While in the Ricardo campground, surrounded by the melted-layer-cake walls of the sandstone, it feels like you aren’t even on the same planet....
What are deserts famous for? A lot, but what we are hinting at is HEAT. It gets real hot, so be sure to bring double the amount of water you were originally thinking of bringing.
Depending on the season, watch for traffic (on the trails, that is). People love to use OHV’s at Red Rock Canyon, so keep an eye out to make sure you don’t get run over.
Bring food! There aren’t many places around to eat, so be sure to come stocked with good ol’ food n’ water to get you through the night.
While we stress the heat, deserts also get real chilly come sundown, so be sure to bring extra layers for the temperature fluctuations!
Unfortunately with the military bases nearby, southern looking star gazing is washed out in the glowing haze. It's a typically quiet campground close to Los Angeles, that offers a great run of OHV trails. Avoid Joshua Tree crowds, and spend a night here during the spring.

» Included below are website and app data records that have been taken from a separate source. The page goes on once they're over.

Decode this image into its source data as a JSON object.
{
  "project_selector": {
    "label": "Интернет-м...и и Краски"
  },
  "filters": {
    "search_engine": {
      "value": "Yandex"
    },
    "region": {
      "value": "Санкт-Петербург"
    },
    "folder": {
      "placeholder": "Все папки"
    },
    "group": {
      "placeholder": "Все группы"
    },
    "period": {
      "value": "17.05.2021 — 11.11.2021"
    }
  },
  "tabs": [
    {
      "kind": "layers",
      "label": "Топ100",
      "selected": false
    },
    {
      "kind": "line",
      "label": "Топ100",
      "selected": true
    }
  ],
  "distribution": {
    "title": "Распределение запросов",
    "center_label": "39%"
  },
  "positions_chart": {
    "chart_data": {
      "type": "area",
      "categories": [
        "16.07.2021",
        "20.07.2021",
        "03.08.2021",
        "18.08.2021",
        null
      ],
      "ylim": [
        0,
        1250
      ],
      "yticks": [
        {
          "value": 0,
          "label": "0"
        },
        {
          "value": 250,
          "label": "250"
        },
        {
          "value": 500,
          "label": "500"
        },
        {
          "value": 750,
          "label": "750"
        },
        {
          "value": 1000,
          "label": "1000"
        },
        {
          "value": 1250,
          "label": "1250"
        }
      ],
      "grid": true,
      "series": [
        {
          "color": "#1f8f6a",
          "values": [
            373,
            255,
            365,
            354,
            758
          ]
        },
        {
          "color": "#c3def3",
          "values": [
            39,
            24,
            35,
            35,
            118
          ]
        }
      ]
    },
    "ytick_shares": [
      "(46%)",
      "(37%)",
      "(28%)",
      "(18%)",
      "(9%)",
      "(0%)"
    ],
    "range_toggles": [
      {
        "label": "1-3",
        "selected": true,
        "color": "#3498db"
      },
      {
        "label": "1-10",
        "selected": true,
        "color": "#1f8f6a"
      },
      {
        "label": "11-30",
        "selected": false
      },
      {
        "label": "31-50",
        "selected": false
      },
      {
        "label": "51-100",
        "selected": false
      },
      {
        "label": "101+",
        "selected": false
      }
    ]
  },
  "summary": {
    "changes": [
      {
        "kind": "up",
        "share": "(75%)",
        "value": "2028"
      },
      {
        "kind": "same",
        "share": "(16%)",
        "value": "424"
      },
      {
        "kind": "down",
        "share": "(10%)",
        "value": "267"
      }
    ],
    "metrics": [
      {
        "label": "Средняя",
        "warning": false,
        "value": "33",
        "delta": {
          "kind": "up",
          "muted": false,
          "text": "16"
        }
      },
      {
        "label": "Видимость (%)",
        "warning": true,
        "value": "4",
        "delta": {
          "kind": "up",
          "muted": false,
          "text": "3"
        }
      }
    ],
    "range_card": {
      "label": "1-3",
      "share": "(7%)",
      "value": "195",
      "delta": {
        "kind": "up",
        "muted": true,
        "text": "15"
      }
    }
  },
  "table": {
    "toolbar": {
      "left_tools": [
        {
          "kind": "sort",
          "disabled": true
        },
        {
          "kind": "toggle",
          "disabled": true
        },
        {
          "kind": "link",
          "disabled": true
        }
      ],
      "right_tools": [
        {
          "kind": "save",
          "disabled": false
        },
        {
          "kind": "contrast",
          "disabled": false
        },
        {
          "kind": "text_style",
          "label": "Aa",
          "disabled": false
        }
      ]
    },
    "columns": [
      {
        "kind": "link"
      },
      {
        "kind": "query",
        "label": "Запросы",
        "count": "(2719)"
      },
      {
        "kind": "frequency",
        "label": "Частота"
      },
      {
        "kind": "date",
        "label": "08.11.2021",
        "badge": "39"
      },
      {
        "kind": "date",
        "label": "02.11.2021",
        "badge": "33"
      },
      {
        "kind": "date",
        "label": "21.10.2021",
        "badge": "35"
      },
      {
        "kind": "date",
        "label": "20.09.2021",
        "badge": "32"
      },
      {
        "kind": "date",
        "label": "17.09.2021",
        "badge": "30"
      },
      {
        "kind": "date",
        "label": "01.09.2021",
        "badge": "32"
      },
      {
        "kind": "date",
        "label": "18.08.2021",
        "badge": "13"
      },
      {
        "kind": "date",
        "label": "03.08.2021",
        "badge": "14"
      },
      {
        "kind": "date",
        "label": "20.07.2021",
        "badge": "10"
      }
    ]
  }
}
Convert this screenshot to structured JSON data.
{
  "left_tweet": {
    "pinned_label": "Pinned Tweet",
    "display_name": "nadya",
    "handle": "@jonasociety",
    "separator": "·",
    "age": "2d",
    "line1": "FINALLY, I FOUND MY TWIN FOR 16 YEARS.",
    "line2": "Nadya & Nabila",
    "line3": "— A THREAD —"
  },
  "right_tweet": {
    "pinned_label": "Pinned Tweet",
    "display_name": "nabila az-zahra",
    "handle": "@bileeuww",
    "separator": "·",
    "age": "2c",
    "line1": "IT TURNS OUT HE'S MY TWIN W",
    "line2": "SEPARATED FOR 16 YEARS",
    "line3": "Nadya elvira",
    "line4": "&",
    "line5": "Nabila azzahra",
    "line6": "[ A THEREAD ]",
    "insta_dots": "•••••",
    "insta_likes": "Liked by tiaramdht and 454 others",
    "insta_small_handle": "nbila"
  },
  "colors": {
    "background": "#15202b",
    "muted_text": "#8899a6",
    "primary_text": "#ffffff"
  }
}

Historically, the area was once home to the Kawaiisu Indians, who left petroglyphs in the El Paso mountains and other evidence of their inhabitation. The spectacular gash situated at the western edge of the El Paso mountain range was on the Native American trade route for thousands of years. During the early 1870s, the colorful rock formations in the park served as landmarks for 20-mule team freight wagons that stopped for water. About 1850, it was used by the footsore survivors of the famous Death Valley trek including members of the Arcane and Bennett families along with some of the Illinois Jayhawkers. The park now protects significant paleontology sites and the remains of 1890s-era mining operations, and has been the site for a number of movies.